On Nov. 13 at 11 a.m. PST/2 p.m. EST/7 p.m. GMT, @eWEEKnews will host an eWEEKchat: “IT Security: Will We Ever Completely Shut Down the Hackers?"
On Wednesday, Nov. 13, at 11 a.m. PST/2 p.m. EST/7 p.m. GMT, @eWEEKnews will host its 11th eWEEKchat event. The topic will be: “IT Security: Will We Ever Completely Shut Down the Hackers?" It will be moderated by Chris Preimesberger, who is eWEEK's editor of features and analysis.
Some quick facts:
Topic: “IT Security: Will We Ever Completely Shut Down the Hackers?"
Date/time: Nov. 13, 2013 @11a.m. PST/2 p.m. EST/7 p.m. GMT
Hosted by: @eWeekNews
Moderator: Chris Preimesberger: @editingwhiz
Tweetchat handle: Use #eWeekChat to follow/participate in the chat
Chatroom real-time links: We have two: http://tweetchat.com/room/eweekchat or http://www.tchat.io/rooms/eweekchat
eWEEKchat Event news page: http://www.eweek.com/innovation/eweekchat-events/
eWEEKchat No. 11 on Nov. 13 will discuss security and privacy, which have been universal topics for the IT industry pretty much since the dawn of time. The sheer numbers of users, devices and connections--and a commeasurate lack of understanding of digital security--among all those people and devices has never presented a better opportunity for the bad guys in computer hacking.

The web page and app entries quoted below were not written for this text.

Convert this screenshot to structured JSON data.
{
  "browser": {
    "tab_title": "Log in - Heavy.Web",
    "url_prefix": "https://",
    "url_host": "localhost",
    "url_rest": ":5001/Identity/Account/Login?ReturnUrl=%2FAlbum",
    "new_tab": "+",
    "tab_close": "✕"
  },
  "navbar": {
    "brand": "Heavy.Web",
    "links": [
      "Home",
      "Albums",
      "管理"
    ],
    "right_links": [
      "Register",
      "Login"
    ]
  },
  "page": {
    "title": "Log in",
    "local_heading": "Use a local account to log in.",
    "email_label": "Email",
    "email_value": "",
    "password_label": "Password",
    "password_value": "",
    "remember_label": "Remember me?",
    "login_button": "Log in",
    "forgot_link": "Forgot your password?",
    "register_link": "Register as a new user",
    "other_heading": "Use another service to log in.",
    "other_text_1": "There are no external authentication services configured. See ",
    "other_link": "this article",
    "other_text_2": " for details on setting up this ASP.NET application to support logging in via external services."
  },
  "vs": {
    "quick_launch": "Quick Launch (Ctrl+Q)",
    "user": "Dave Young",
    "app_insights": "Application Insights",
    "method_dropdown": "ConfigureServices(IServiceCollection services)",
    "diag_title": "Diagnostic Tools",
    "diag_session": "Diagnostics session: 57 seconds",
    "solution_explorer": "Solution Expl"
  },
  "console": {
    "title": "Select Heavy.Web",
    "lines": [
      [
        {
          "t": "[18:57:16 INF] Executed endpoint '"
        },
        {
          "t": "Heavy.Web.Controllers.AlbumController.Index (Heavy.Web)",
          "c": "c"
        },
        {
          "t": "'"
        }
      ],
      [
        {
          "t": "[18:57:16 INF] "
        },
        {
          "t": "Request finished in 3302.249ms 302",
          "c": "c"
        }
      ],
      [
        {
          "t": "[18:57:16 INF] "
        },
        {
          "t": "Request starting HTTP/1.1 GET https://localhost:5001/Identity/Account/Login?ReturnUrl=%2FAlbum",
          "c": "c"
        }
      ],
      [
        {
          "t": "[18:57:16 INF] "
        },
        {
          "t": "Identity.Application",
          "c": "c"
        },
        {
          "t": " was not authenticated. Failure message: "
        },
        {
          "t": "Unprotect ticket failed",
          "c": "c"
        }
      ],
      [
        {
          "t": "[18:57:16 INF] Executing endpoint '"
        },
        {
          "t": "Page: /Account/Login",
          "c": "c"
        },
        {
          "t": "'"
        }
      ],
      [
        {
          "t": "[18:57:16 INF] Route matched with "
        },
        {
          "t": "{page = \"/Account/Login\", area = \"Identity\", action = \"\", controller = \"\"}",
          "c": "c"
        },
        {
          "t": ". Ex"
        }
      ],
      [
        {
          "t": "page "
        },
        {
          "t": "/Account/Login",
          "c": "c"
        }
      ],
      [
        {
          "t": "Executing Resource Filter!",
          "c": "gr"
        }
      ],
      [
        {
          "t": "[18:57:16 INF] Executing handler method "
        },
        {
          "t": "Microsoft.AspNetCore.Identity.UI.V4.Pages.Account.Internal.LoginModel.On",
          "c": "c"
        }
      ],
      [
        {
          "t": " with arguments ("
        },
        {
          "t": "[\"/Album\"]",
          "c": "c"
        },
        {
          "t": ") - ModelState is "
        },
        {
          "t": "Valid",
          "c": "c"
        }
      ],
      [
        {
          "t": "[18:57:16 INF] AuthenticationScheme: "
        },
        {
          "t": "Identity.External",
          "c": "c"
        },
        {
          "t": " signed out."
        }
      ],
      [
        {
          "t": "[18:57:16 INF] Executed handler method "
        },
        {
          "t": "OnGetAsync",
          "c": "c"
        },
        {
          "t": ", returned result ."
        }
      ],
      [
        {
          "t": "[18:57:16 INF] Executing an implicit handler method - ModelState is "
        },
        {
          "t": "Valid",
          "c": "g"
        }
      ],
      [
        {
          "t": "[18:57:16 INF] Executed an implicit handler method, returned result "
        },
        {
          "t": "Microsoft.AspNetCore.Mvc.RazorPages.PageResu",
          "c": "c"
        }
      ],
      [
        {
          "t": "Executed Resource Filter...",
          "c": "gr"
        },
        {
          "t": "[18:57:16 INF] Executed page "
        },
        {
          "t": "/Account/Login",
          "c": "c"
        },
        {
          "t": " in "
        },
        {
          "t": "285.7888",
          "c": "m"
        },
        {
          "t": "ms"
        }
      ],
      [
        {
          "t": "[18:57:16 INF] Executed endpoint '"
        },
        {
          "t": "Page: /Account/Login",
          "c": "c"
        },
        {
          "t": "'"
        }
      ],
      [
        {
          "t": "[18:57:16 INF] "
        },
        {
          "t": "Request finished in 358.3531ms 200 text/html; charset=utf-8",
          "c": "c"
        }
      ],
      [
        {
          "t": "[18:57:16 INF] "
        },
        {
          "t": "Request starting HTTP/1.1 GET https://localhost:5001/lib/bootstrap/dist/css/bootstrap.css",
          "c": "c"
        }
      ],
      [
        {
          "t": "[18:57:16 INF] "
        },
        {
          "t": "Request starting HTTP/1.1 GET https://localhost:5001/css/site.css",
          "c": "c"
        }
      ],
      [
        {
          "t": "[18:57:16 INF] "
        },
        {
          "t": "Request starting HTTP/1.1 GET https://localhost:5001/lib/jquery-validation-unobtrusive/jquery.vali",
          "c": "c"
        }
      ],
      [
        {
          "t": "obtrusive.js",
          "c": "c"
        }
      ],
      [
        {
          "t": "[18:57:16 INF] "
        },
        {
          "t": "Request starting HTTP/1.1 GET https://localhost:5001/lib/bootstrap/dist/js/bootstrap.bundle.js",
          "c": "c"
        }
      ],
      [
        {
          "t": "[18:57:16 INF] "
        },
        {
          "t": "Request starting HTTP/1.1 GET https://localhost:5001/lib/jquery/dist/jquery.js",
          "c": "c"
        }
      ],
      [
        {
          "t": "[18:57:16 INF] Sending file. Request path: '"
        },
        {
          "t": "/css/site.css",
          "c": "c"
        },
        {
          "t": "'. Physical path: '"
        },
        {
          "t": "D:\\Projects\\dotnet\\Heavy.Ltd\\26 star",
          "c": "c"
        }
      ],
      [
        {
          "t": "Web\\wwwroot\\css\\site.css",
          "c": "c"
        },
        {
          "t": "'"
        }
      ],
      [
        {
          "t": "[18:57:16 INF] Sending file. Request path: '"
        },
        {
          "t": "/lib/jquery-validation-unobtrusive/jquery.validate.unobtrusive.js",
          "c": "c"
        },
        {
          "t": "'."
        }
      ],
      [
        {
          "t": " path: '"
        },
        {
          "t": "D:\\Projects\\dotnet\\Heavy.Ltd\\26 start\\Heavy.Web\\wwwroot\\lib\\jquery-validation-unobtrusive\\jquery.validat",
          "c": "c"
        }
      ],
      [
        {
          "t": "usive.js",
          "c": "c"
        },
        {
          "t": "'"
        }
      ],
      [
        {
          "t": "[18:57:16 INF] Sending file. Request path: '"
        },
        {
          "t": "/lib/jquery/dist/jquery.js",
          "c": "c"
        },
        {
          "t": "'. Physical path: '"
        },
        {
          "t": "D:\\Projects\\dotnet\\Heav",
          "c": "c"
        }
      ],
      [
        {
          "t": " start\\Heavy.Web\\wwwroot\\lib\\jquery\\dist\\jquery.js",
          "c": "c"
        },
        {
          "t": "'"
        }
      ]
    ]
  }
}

By 2017, there will be about 3.6 billion Internet users, almost half of what will be the projected worldwide population of 7.6 billion people that year. By comparison, there were 2.3 billion users in 2012, or about 32 percent of the world's population, according to a recent Cisco Systems report.
There also will be more than 19 billion network connections--both fixed and mobile devices as well as M2M connections--by 2017, up from about 12 billion in 2012. That's an enormous amount of network activity that IT--and security providers--will be strained to handle.
More digital currency is changing hands, too, than ever before. More passwords need to be remembered than in the past. Security has never had a tougher job than right now.
Does a single-sign-on system make sense? What about two-factor access?
Beyond all this, much of the work will be automated--pre-planned or programmed by people as well as machines using increasingly aware business intelligence software. The bad guys who understand automation and where the back doors are located are among the most dangerous digital outlaws.
Can machines be taught to hack? Let’s discuss that, too.
This discussion will be relevant to everyone. Let your friends know about this valuable discussion.
For a bit of background, here's how a Tweetchat works:
Who: All those who use the Internet.
What: A Tweetchat is an online conversation held at a prearranged time following a specific hashtag. In eWEEK's case, we will be using #eWeekChat for all of our Tweetchats. Chatroom real-time links: http://tweetchat.com/room/eweekchat or http://www.tchat.io/rooms/eweekchat.
When: Wednesday, Nov. 13 at 11 a.m. PST/2 p.m. EST/7 p.m. GMT.
Where: The chat can be followed on Twitter using the hashtag #eWeekChat. A link to the recap (so you can see a record of what everybody tweeted) will be posted on this blog the following Friday, Nov. 15.
Why: The whole idea is to facilitate additional industry dialogue and provide a forum for questions, idea sharing and problem solving. We also want your input on what you'd like to discuss during future chats, so please leave a comment on this post or tweet @eweeknews with topic ideas.
Participants will be able to ask questions of eWEEK staff members and special guests or simply add their thoughts to the conversation. The only restrictions are that we stay on topic and that you say what you need to say succinctly (140 characters).
You may not have participated in a Tweetchat previously. They generally move pretty fast, but you can learn a lot. We'll also post a record of all the comments so that you can refer to it afterward. Here's the Storify page containing all of our previous eWEEKChat compilations.
Please note that to maintain a semblance of order, please prefix your question or comment with the number of the question we are currently discussing. As an example, the moderator may post: "Q1: Have you actually ever met a hacker?"
To which you might answer: "A1: Well, yes, a smoker friend of mine tends to hack a lot." Or you might not answer that way.
A Tweetchat is a venue that is easy to use on any type of device, too. By the way, did you know that eWEEK is the only mainstream IT trade publication that has specific apps for Android and iOS devices?
Hope to connect with you on Nov. 13, and please use your collaboration network to tell your friends. Let's have fun with this.